### EXERCISE PROMPT:
Search the data for the string "printer" and copy each line in which it appears.

Extracted records:
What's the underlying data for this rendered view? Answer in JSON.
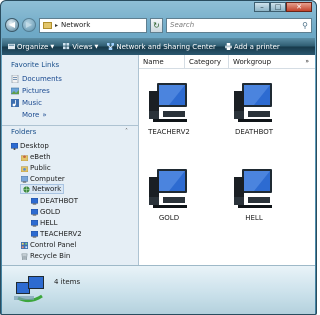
{
  "window": {
    "caption_buttons": [
      "minimize-icon",
      "maximize-icon",
      "close-icon"
    ]
  },
  "address_bar": {
    "path_label": "Network",
    "search_placeholder": "Search"
  },
  "toolbar": {
    "items": [
      {
        "label": "Organize",
        "icon": "organize-icon",
        "has_dropdown": true
      },
      {
        "label": "Views",
        "icon": "views-icon",
        "has_dropdown": true
      },
      {
        "label": "Network and Sharing Center",
        "icon": "network-sharing-icon",
        "has_dropdown": false
      },
      {
        "label": "Add a printer",
        "icon": "printer-icon",
        "has_dropdown": false
      }
    ]
  },
  "nav": {
    "favorite_links_title": "Favorite Links",
    "favorites": [
      {
        "label": "Documents",
        "icon": "documents-icon"
      },
      {
        "label": "Pictures",
        "icon": "pictures-icon"
      },
      {
        "label": "Music",
        "icon": "music-icon"
      }
    ],
    "more_label": "More",
    "folders_title": "Folders",
    "tree": [
      {
        "label": "Desktop",
        "icon": "desktop-icon",
        "indent": 0
      },
      {
        "label": "eBeth",
        "icon": "user-folder-icon",
        "indent": 1
      },
      {
        "label": "Public",
        "icon": "public-folder-icon",
        "indent": 1
      },
      {
        "label": "Computer",
        "icon": "computer-icon",
        "indent": 1
      },
      {
        "label": "Network",
        "icon": "network-icon",
        "indent": 1,
        "selected": true
      },
      {
        "label": "DEATHBOT",
        "icon": "computer-icon",
        "indent": 2
      },
      {
        "label": "GOLD",
        "icon": "computer-icon",
        "indent": 2
      },
      {
        "label": "HELL",
        "icon": "computer-icon",
        "indent": 2
      },
      {
        "label": "TEACHERV2",
        "icon": "computer-icon",
        "indent": 2
      },
      {
        "label": "Control Panel",
        "icon": "control-panel-icon",
        "indent": 1
      },
      {
        "label": "Recycle Bin",
        "icon": "recycle-bin-icon",
        "indent": 1
      }
    ]
  },
  "columns": [
    "Name",
    "Category",
    "Workgroup"
  ],
  "files": [
    {
      "label": "TEACHERV2",
      "icon": "network-computer-icon"
    },
    {
      "label": "DEATHBOT",
      "icon": "network-computer-icon"
    },
    {
      "label": "GOLD",
      "icon": "network-computer-icon"
    },
    {
      "label": "HELL",
      "icon": "network-computer-icon"
    }
  ],
  "status": {
    "count": "4 items"
  },
  "colors": {
    "toolbar_dark": "#17394a",
    "nav_bg": "#e5eef5",
    "link_blue": "#1b4a90",
    "screen_blue": "#2d6bd1"
  }
}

### SOLUTION:
        "label": "Add a printer",
        "icon": "printer-icon",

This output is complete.